PROBLEM DESCRIPTION:
Wherever the word "AGROPECUÁRIA" shows up in the data, report the line it sits in.

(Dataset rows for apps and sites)
+++

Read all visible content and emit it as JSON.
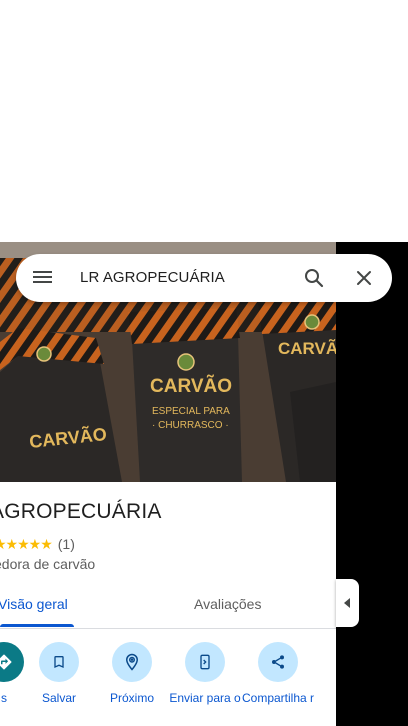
{
  "search": {
    "query": "LR AGROPECUÁRIA"
  },
  "place": {
    "title": "AGROPECUÁRIA",
    "stars": "★★★★★",
    "review_count": "(1)",
    "category": "edora de carvão"
  },
  "photo": {
    "bag_brand": "CARVÃO",
    "bag_subtitle_1": "ESPECIAL PARA",
    "bag_subtitle_2": "· CHURRASCO ·"
  },
  "tabs": [
    {
      "label": "Visão geral",
      "active": true
    },
    {
      "label": "Avaliações",
      "active": false
    }
  ],
  "actions": [
    {
      "label": "s",
      "icon": "directions-icon"
    },
    {
      "label": "Salvar",
      "icon": "bookmark-icon"
    },
    {
      "label": "Próximo",
      "icon": "nearby-icon"
    },
    {
      "label": "Enviar para o",
      "icon": "send-to-phone-icon"
    },
    {
      "label": "Compartilha r",
      "icon": "share-icon"
    }
  ],
  "colors": {
    "accent": "#0b57d0",
    "action_bg": "#c2e7ff",
    "star": "#fbbc04",
    "bag": "#2b2b2b",
    "stripe": "#d2691e"
  }
}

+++

EXERCISE ANSWER:
    "query": "LR AGROPECUÁRIA"
    "title": "AGROPECUÁRIA",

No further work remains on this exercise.